▸ Work request
Give back every record exactly.

[Collected data entries]
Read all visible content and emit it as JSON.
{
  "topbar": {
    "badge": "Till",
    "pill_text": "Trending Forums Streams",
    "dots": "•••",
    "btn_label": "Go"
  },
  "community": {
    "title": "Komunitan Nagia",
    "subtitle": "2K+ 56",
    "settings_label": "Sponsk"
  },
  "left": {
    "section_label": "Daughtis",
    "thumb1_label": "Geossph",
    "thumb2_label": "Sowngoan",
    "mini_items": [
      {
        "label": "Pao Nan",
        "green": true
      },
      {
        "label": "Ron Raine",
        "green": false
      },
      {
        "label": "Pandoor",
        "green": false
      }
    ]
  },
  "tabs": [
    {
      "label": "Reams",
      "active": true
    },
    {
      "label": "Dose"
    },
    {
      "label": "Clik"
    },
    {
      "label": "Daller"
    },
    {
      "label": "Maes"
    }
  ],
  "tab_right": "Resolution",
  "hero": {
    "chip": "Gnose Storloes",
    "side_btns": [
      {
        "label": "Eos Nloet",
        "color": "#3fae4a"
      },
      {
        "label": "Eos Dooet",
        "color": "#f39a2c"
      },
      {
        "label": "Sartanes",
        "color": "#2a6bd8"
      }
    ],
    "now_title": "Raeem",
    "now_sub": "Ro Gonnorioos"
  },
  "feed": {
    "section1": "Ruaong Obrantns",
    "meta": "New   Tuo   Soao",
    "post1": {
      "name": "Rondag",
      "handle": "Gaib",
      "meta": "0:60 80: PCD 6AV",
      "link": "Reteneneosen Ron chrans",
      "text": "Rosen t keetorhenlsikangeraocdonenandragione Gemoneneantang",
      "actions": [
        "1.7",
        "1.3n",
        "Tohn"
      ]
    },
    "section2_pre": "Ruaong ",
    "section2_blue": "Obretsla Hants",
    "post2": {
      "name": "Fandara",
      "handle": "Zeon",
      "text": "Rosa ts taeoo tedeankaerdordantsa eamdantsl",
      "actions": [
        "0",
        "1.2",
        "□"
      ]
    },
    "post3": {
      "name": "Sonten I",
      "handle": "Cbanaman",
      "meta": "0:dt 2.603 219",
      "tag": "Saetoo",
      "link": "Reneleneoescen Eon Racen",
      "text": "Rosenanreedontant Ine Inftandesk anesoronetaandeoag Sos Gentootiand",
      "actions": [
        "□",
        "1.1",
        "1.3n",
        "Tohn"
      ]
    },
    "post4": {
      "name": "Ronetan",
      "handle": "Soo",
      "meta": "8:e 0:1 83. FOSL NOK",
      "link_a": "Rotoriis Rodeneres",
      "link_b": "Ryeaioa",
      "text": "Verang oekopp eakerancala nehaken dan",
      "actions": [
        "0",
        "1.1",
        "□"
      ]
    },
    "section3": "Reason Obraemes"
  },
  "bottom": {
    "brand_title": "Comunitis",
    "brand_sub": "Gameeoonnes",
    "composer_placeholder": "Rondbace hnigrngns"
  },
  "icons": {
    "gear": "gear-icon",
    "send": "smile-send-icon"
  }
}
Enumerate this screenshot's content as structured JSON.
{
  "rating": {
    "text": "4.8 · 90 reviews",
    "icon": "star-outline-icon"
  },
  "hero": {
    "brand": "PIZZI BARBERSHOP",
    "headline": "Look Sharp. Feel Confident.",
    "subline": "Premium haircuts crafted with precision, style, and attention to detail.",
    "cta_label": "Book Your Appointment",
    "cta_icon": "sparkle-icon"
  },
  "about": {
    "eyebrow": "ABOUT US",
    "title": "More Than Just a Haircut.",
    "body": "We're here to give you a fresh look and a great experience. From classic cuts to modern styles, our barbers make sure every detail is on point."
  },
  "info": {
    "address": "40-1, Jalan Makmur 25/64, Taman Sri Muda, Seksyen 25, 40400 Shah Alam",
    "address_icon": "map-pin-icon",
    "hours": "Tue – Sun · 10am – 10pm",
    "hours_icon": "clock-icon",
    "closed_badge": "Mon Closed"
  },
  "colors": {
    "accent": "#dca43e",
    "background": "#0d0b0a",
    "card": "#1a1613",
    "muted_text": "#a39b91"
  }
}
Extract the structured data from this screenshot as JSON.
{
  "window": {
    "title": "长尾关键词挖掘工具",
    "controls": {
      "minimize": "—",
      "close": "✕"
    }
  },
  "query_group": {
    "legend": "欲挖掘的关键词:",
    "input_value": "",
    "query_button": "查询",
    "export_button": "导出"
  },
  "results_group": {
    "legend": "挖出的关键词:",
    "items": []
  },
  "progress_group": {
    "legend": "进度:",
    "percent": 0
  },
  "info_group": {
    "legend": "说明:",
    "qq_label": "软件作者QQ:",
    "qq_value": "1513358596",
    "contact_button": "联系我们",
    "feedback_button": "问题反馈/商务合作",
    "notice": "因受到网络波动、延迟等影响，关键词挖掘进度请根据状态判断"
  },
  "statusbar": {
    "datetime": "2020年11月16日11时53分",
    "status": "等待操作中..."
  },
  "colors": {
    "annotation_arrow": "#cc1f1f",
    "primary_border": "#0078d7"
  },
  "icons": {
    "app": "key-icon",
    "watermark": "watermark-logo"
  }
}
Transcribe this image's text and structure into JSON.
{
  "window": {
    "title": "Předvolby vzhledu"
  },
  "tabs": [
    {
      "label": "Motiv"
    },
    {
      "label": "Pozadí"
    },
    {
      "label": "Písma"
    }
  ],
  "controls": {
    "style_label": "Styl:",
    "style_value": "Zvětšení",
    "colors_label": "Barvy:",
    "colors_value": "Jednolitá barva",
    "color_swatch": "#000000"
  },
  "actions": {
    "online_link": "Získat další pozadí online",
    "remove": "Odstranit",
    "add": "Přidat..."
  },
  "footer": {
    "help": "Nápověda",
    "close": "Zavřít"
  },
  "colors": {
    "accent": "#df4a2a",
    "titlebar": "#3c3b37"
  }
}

▸ Task output
Read all visible content and emit it as JSON.
{
  "topbar": {
    "badge": "Till",
    "pill_text": "Trending Forums Streams",
    "dots": "•••",
    "btn_label": "Go"
  },
  "community": {
    "title": "Komunitan Nagia",
    "subtitle": "2K+ 56",
    "settings_label": "Sponsk"
  },
  "left": {
    "section_label": "Daughtis",
    "thumb1_label": "Geossph",
    "thumb2_label": "Sowngoan",
    "mini_items": [
      {
        "label": "Pao Nan",
        "green": true
      },
      {
        "label": "Ron Raine",
        "green": false
      },
      {
        "label": "Pandoor",
        "green": false
      }
    ]
  },
  "tabs": [
    {
      "label": "Reams",
      "active": true
    },
    {
      "label": "Dose"
    },
    {
      "label": "Clik"
    },
    {
      "label": "Daller"
    },
    {
      "label": "Maes"
    }
  ],
  "tab_right": "Resolution",
  "hero": {
    "chip": "Gnose Storloes",
    "side_btns": [
      {
        "label": "Eos Nloet",
        "color": "#3fae4a"
      },
      {
        "label": "Eos Dooet",
        "color": "#f39a2c"
      },
      {
        "label": "Sartanes",
        "color": "#2a6bd8"
      }
    ],
    "now_title": "Raeem",
    "now_sub": "Ro Gonnorioos"
  },
  "feed": {
    "section1": "Ruaong Obrantns",
    "meta": "New   Tuo   Soao",
    "post1": {
      "name": "Rondag",
      "handle": "Gaib",
      "meta": "0:60 80: PCD 6AV",
      "link": "Reteneneosen Ron chrans",
      "text": "Rosen t keetorhenlsikangeraocdonenandragione Gemoneneantang",
      "actions": [
        "1.7",
        "1.3n",
        "Tohn"
      ]
    },
    "section2_pre": "Ruaong ",
    "section2_blue": "Obretsla Hants",
    "post2": {
      "name": "Fandara",
      "handle": "Zeon",
      "text": "Rosa ts taeoo tedeankaerdordantsa eamdantsl",
      "actions": [
        "0",
        "1.2",
        "□"
      ]
    },
    "post3": {
      "name": "Sonten I",
      "handle": "Cbanaman",
      "meta": "0:dt 2.603 219",
      "tag": "Saetoo",
      "link": "Reneleneoescen Eon Racen",
      "text": "Rosenanreedontant Ine Inftandesk anesoronetaandeoag Sos Gentootiand",
      "actions": [
        "□",
        "1.1",
        "1.3n",
        "Tohn"
      ]
    },
    "post4": {
      "name": "Ronetan",
      "handle": "Soo",
      "meta": "8:e 0:1 83. FOSL NOK",
      "link_a": "Rotoriis Rodeneres",
      "link_b": "Ryeaioa",
      "text": "Verang oekopp eakerancala nehaken dan",
      "actions": [
        "0",
        "1.1",
        "□"
      ]
    },
    "section3": "Reason Obraemes"
  },
  "bottom": {
    "brand_title": "Comunitis",
    "brand_sub": "Gameeoonnes",
    "composer_placeholder": "Rondbace hnigrngns"
  },
  "icons": {
    "gear": "gear-icon",
    "send": "smile-send-icon"
  }
}
Enumerate this screenshot's content as structured JSON.
{
  "rating": {
    "text": "4.8 · 90 reviews",
    "icon": "star-outline-icon"
  },
  "hero": {
    "brand": "PIZZI BARBERSHOP",
    "headline": "Look Sharp. Feel Confident.",
    "subline": "Premium haircuts crafted with precision, style, and attention to detail.",
    "cta_label": "Book Your Appointment",
    "cta_icon": "sparkle-icon"
  },
  "about": {
    "eyebrow": "ABOUT US",
    "title": "More Than Just a Haircut.",
    "body": "We're here to give you a fresh look and a great experience. From classic cuts to modern styles, our barbers make sure every detail is on point."
  },
  "info": {
    "address": "40-1, Jalan Makmur 25/64, Taman Sri Muda, Seksyen 25, 40400 Shah Alam",
    "address_icon": "map-pin-icon",
    "hours": "Tue – Sun · 10am – 10pm",
    "hours_icon": "clock-icon",
    "closed_badge": "Mon Closed"
  },
  "colors": {
    "accent": "#dca43e",
    "background": "#0d0b0a",
    "card": "#1a1613",
    "muted_text": "#a39b91"
  }
}
Extract the structured data from this screenshot as JSON.
{
  "window": {
    "title": "长尾关键词挖掘工具",
    "controls": {
      "minimize": "—",
      "close": "✕"
    }
  },
  "query_group": {
    "legend": "欲挖掘的关键词:",
    "input_value": "",
    "query_button": "查询",
    "export_button": "导出"
  },
  "results_group": {
    "legend": "挖出的关键词:",
    "items": []
  },
  "progress_group": {
    "legend": "进度:",
    "percent": 0
  },
  "info_group": {
    "legend": "说明:",
    "qq_label": "软件作者QQ:",
    "qq_value": "1513358596",
    "contact_button": "联系我们",
    "feedback_button": "问题反馈/商务合作",
    "notice": "因受到网络波动、延迟等影响，关键词挖掘进度请根据状态判断"
  },
  "statusbar": {
    "datetime": "2020年11月16日11时53分",
    "status": "等待操作中..."
  },
  "colors": {
    "annotation_arrow": "#cc1f1f",
    "primary_border": "#0078d7"
  },
  "icons": {
    "app": "key-icon",
    "watermark": "watermark-logo"
  }
}
Transcribe this image's text and structure into JSON.
{
  "window": {
    "title": "Předvolby vzhledu"
  },
  "tabs": [
    {
      "label": "Motiv"
    },
    {
      "label": "Pozadí"
    },
    {
      "label": "Písma"
    }
  ],
  "controls": {
    "style_label": "Styl:",
    "style_value": "Zvětšení",
    "colors_label": "Barvy:",
    "colors_value": "Jednolitá barva",
    "color_swatch": "#000000"
  },
  "actions": {
    "online_link": "Získat další pozadí online",
    "remove": "Odstranit",
    "add": "Přidat..."
  },
  "footer": {
    "help": "Nápověda",
    "close": "Zavřít"
  },
  "colors": {
    "accent": "#df4a2a",
    "titlebar": "#3c3b37"
  }
}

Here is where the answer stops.